* _Exercise_:
Type each record below again, with the same words.
- Opening Delimiter -
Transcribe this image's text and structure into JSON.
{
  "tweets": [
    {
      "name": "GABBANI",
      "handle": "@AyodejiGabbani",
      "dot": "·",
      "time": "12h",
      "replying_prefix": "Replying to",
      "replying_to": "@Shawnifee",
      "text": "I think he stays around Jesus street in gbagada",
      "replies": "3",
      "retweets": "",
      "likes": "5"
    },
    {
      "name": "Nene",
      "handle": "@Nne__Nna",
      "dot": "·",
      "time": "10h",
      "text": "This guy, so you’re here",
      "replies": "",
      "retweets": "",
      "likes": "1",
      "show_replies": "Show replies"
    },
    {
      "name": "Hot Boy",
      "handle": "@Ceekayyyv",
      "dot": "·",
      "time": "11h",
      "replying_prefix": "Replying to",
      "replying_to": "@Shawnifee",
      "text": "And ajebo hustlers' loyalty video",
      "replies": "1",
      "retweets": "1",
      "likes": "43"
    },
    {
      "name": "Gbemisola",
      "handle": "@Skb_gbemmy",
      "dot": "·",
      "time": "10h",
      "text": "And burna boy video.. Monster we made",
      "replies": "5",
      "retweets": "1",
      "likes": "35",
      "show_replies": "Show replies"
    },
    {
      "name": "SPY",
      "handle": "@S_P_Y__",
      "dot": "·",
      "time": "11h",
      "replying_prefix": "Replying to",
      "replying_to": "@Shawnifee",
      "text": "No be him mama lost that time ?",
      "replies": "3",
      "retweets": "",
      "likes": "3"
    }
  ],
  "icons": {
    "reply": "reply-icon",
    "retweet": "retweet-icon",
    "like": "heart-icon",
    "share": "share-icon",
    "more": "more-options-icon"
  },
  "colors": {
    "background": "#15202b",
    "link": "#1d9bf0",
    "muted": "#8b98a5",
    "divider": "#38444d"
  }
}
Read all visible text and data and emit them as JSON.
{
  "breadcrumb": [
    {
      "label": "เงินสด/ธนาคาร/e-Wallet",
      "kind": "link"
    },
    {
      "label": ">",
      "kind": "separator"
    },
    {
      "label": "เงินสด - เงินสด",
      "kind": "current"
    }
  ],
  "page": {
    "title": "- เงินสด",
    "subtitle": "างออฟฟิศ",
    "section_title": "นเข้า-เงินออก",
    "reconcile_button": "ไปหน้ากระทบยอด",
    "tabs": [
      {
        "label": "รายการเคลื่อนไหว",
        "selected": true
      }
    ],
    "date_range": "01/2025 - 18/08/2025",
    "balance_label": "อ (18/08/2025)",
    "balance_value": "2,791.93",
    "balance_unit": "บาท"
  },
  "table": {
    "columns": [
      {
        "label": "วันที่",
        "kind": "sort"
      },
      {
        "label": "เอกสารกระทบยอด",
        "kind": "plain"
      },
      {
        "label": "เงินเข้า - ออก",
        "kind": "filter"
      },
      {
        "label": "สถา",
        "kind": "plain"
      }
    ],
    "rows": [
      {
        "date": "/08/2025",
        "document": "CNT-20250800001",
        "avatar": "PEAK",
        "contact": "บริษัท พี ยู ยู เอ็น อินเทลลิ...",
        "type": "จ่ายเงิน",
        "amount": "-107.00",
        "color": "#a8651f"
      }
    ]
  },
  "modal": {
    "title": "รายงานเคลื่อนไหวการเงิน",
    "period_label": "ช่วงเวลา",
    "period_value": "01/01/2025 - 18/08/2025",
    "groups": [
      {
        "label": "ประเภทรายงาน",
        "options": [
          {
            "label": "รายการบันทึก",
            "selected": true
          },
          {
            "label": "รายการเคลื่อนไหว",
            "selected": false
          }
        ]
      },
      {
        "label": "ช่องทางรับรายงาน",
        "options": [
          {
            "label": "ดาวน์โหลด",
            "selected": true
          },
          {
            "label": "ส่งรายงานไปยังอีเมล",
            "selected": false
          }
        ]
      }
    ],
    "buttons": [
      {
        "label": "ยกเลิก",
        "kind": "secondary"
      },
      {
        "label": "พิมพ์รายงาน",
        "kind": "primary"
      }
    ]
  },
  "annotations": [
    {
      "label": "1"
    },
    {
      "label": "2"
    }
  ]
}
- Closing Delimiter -
* _Response_:
Transcribe this image's text and structure into JSON.
{
  "tweets": [
    {
      "name": "GABBANI",
      "handle": "@AyodejiGabbani",
      "dot": "·",
      "time": "12h",
      "replying_prefix": "Replying to",
      "replying_to": "@Shawnifee",
      "text": "I think he stays around Jesus street in gbagada",
      "replies": "3",
      "retweets": "",
      "likes": "5"
    },
    {
      "name": "Nene",
      "handle": "@Nne__Nna",
      "dot": "·",
      "time": "10h",
      "text": "This guy, so you’re here",
      "replies": "",
      "retweets": "",
      "likes": "1",
      "show_replies": "Show replies"
    },
    {
      "name": "Hot Boy",
      "handle": "@Ceekayyyv",
      "dot": "·",
      "time": "11h",
      "replying_prefix": "Replying to",
      "replying_to": "@Shawnifee",
      "text": "And ajebo hustlers' loyalty video",
      "replies": "1",
      "retweets": "1",
      "likes": "43"
    },
    {
      "name": "Gbemisola",
      "handle": "@Skb_gbemmy",
      "dot": "·",
      "time": "10h",
      "text": "And burna boy video.. Monster we made",
      "replies": "5",
      "retweets": "1",
      "likes": "35",
      "show_replies": "Show replies"
    },
    {
      "name": "SPY",
      "handle": "@S_P_Y__",
      "dot": "·",
      "time": "11h",
      "replying_prefix": "Replying to",
      "replying_to": "@Shawnifee",
      "text": "No be him mama lost that time ?",
      "replies": "3",
      "retweets": "",
      "likes": "3"
    }
  ],
  "icons": {
    "reply": "reply-icon",
    "retweet": "retweet-icon",
    "like": "heart-icon",
    "share": "share-icon",
    "more": "more-options-icon"
  },
  "colors": {
    "background": "#15202b",
    "link": "#1d9bf0",
    "muted": "#8b98a5",
    "divider": "#38444d"
  }
}
Read all visible text and data and emit them as JSON.
{
  "breadcrumb": [
    {
      "label": "เงินสด/ธนาคาร/e-Wallet",
      "kind": "link"
    },
    {
      "label": ">",
      "kind": "separator"
    },
    {
      "label": "เงินสด - เงินสด",
      "kind": "current"
    }
  ],
  "page": {
    "title": "- เงินสด",
    "subtitle": "างออฟฟิศ",
    "section_title": "นเข้า-เงินออก",
    "reconcile_button": "ไปหน้ากระทบยอด",
    "tabs": [
      {
        "label": "รายการเคลื่อนไหว",
        "selected": true
      }
    ],
    "date_range": "01/2025 - 18/08/2025",
    "balance_label": "อ (18/08/2025)",
    "balance_value": "2,791.93",
    "balance_unit": "บาท"
  },
  "table": {
    "columns": [
      {
        "label": "วันที่",
        "kind": "sort"
      },
      {
        "label": "เอกสารกระทบยอด",
        "kind": "plain"
      },
      {
        "label": "เงินเข้า - ออก",
        "kind": "filter"
      },
      {
        "label": "สถา",
        "kind": "plain"
      }
    ],
    "rows": [
      {
        "date": "/08/2025",
        "document": "CNT-20250800001",
        "avatar": "PEAK",
        "contact": "บริษัท พี ยู ยู เอ็น อินเทลลิ...",
        "type": "จ่ายเงิน",
        "amount": "-107.00",
        "color": "#a8651f"
      }
    ]
  },
  "modal": {
    "title": "รายงานเคลื่อนไหวการเงิน",
    "period_label": "ช่วงเวลา",
    "period_value": "01/01/2025 - 18/08/2025",
    "groups": [
      {
        "label": "ประเภทรายงาน",
        "options": [
          {
            "label": "รายการบันทึก",
            "selected": true
          },
          {
            "label": "รายการเคลื่อนไหว",
            "selected": false
          }
        ]
      },
      {
        "label": "ช่องทางรับรายงาน",
        "options": [
          {
            "label": "ดาวน์โหลด",
            "selected": true
          },
          {
            "label": "ส่งรายงานไปยังอีเมล",
            "selected": false
          }
        ]
      }
    ],
    "buttons": [
      {
        "label": "ยกเลิก",
        "kind": "secondary"
      },
      {
        "label": "พิมพ์รายงาน",
        "kind": "primary"
      }
    ]
  },
  "annotations": [
    {
      "label": "1"
    },
    {
      "label": "2"
    }
  ]
}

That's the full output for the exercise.